Your goal → Please return every line in the entries below with the word "name" in it.
:: Input data
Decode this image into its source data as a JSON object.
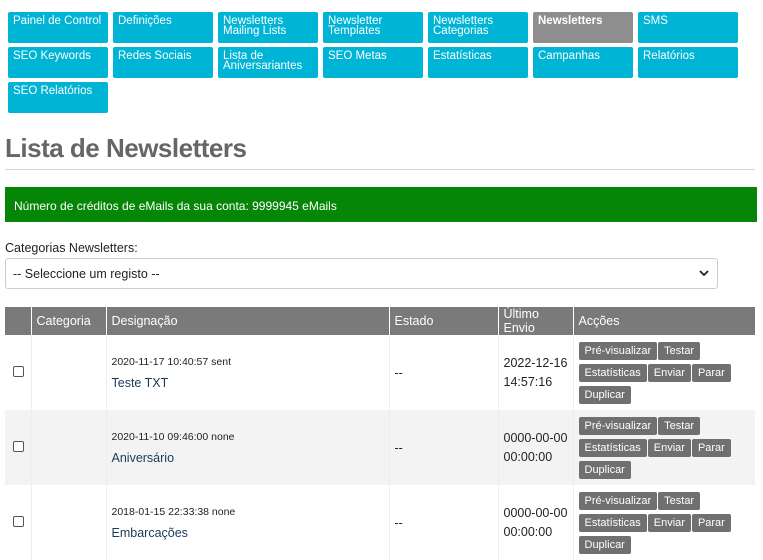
{
  "nav": [
    {
      "label": "Painel de Control",
      "active": false
    },
    {
      "label": "Definições",
      "active": false
    },
    {
      "label": "Newsletters Mailing Lists",
      "active": false
    },
    {
      "label": "Newsletter Templates",
      "active": false
    },
    {
      "label": "Newsletters Categorias",
      "active": false
    },
    {
      "label": "Newsletters",
      "active": true
    },
    {
      "label": "SMS",
      "active": false
    },
    {
      "label": "SEO Keywords",
      "active": false
    },
    {
      "label": "Redes Sociais",
      "active": false
    },
    {
      "label": "Lista de Aniversariantes",
      "active": false
    },
    {
      "label": "SEO Metas",
      "active": false
    },
    {
      "label": "Estatísticas",
      "active": false
    },
    {
      "label": "Campanhas",
      "active": false
    },
    {
      "label": "Relatórios",
      "active": false
    },
    {
      "label": "SEO Relatórios",
      "active": false
    }
  ],
  "page_title": "Lista de Newsletters",
  "credits_text": "Número de créditos de eMails da sua conta: 9999945 eMails",
  "filter": {
    "label": "Categorias Newsletters:",
    "selected": "-- Seleccione um registo --"
  },
  "table": {
    "headers": [
      "",
      "Categoria",
      "Designação",
      "Estado",
      "Último Envio",
      "Acções"
    ],
    "rows": [
      {
        "categoria": "",
        "meta": "2020-11-17 10:40:57 sent",
        "name": "Teste TXT",
        "estado": "--",
        "envio_date": "2022-12-16",
        "envio_time": "14:57:16"
      },
      {
        "categoria": "",
        "meta": "2020-11-10 09:46:00 none",
        "name": "Aniversário",
        "estado": "--",
        "envio_date": "0000-00-00",
        "envio_time": "00:00:00"
      },
      {
        "categoria": "",
        "meta": "2018-01-15 22:33:38 none",
        "name": "Embarcações",
        "estado": "--",
        "envio_date": "0000-00-00",
        "envio_time": "00:00:00"
      }
    ],
    "actions": [
      "Pré-visualizar",
      "Testar",
      "Estatísticas",
      "Enviar",
      "Parar",
      "Duplicar"
    ]
  },
  "colors": {
    "nav": "#00b4d6",
    "nav_active": "#8e8e8e",
    "credits_bg": "#068606",
    "header_bg": "#7a7a7a",
    "action_btn": "#707070"
  },
  "icons": {
    "select": "chevron-down-icon"
  }
}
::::
Output of the exercise →
        "name": "Teste TXT",
        "name": "Aniversário",
        "name": "Embarcações",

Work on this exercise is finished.